Instead, an estimate of your taxes was already paid to the government. When you do your annual tax return, the government compares the taxes already withheld from you with the taxes you actually owe. If it turns out you owe less than what's been withheld from you, you get a tax refund. If you owe more than what's been withheld, you’ll need to pay the IRS.

When you get a new job, your employer should have you fill out a W-4 form. You’ll want to fill out this form accurately so that your tax withholding estimate is as close to your actual tax liability as possible. The IRS has a tax withholding calculator here.

Beyond federal income tax, you might see money withheld for your state or municipal income tax as well, depending on where you live.

You’ll also have deductions removed from your paycheck for Social Security and Medicare taxes, any employer-sponsored insurance contributions and any contributions into an employer-sponsored retirement plan, like a 401(k) account.
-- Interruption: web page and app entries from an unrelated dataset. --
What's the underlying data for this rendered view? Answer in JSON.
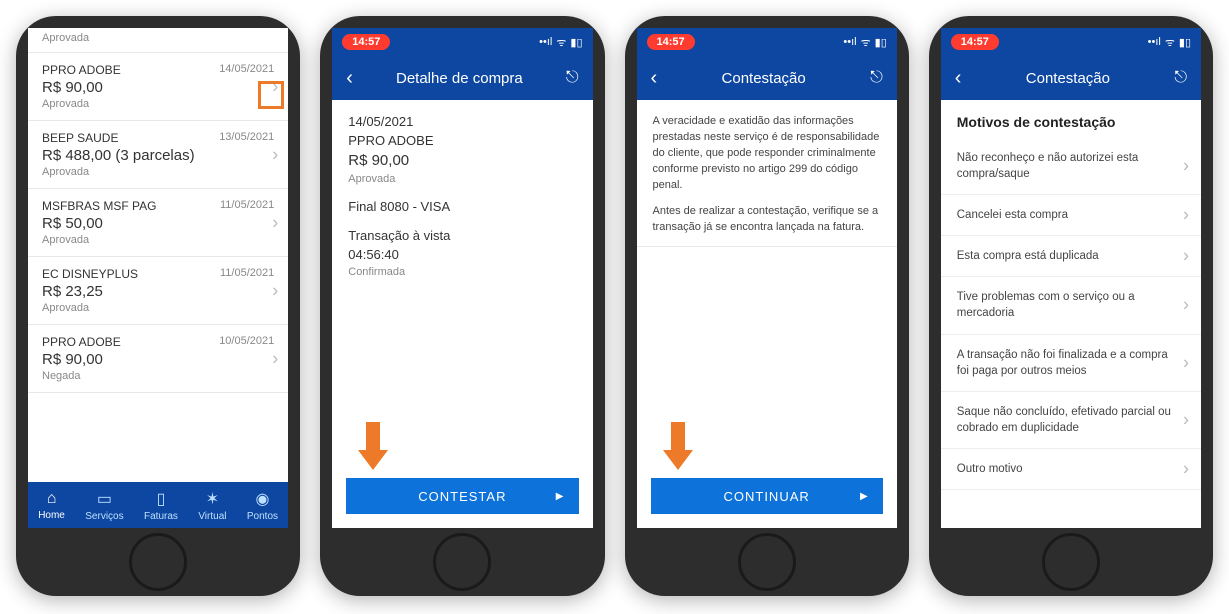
{
  "status_time": "14:57",
  "screen1": {
    "top_status": "Aprovada",
    "transactions": [
      {
        "merchant": "PPRO ADOBE",
        "date": "14/05/2021",
        "amount": "R$ 90,00",
        "status": "Aprovada",
        "highlight": true
      },
      {
        "merchant": "BEEP SAUDE",
        "date": "13/05/2021",
        "amount": "R$ 488,00 (3 parcelas)",
        "status": "Aprovada",
        "highlight": false
      },
      {
        "merchant": "MSFBRAS MSF PAG",
        "date": "11/05/2021",
        "amount": "R$ 50,00",
        "status": "Aprovada",
        "highlight": false
      },
      {
        "merchant": "EC DISNEYPLUS",
        "date": "11/05/2021",
        "amount": "R$ 23,25",
        "status": "Aprovada",
        "highlight": false
      },
      {
        "merchant": "PPRO ADOBE",
        "date": "10/05/2021",
        "amount": "R$ 90,00",
        "status": "Negada",
        "highlight": false
      }
    ],
    "tabs": [
      {
        "label": "Home",
        "icon": "⌂"
      },
      {
        "label": "Serviços",
        "icon": "▭"
      },
      {
        "label": "Faturas",
        "icon": "▯"
      },
      {
        "label": "Virtual",
        "icon": "✶"
      },
      {
        "label": "Pontos",
        "icon": "◉"
      }
    ]
  },
  "screen2": {
    "title": "Detalhe de compra",
    "date": "14/05/2021",
    "merchant": "PPRO ADOBE",
    "amount": "R$ 90,00",
    "status": "Aprovada",
    "card": "Final 8080 - VISA",
    "type": "Transação à vista",
    "time": "04:56:40",
    "confirm": "Confirmada",
    "cta": "CONTESTAR"
  },
  "screen3": {
    "title": "Contestação",
    "para1": "A veracidade e exatidão das informações prestadas neste serviço é de responsabilidade do cliente, que pode responder criminalmente conforme previsto no artigo 299 do código penal.",
    "para2": "Antes de realizar a contestação, verifique se a transação já se encontra lançada na fatura.",
    "cta": "CONTINUAR"
  },
  "screen4": {
    "title": "Contestação",
    "section": "Motivos de contestação",
    "reasons": [
      "Não reconheço e não autorizei esta compra/saque",
      "Cancelei esta compra",
      "Esta compra está duplicada",
      "Tive problemas com o serviço ou a mercadoria",
      "A transação não foi finalizada e a compra foi paga por outros meios",
      "Saque não concluído, efetivado parcial ou cobrado em duplicidade",
      "Outro motivo"
    ]
  }
}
You might also find information on your pay stub about other types of pay like overtime, holiday and sick pay.

Before you build a budget
NerdWallet breaks down your spending and shows you ways to save.

What about independent contractors?

Some workers don't meet the IRS definition of "employee" and are instead paid as independent contractors. An independent contractor won't fill out a W-4 form when they start a new job and will receive a 1099 form come tax season. If you make your livelihood as an independent contractor, you're self-employed and are responsible for paying income taxes and deductions on your own. That means no tax withheld for you throughout the year and a higher Social Security tax (employers usually pay a portion of it).

Since no tax is withheld, you'll generally have to pay an estimated tax quarterly to the IRS in addition to filing an annual tax return. The checks you receive for work are your gross income; it's up to you to calculate your take-home pay. Don't make the mistake of spending money before you've paid taxes on it.

From income to budgeting

So now you know why the net pay printed on your check differs from your gross income. This after-tax take-home income is the number you’ll need to start budgeting, but you’ll want to add back in any savings and insurance contributions that were automatically deducted. These automatic contributions are part of your budget, and you’ll want the ability to break them out of your total take home income into different budgeting categories.

There are many other types of income beyond just wages and salaries, but these are the basics to get you started.

Before you build a budget
NerdWallet breaks down your spending and shows you ways to save.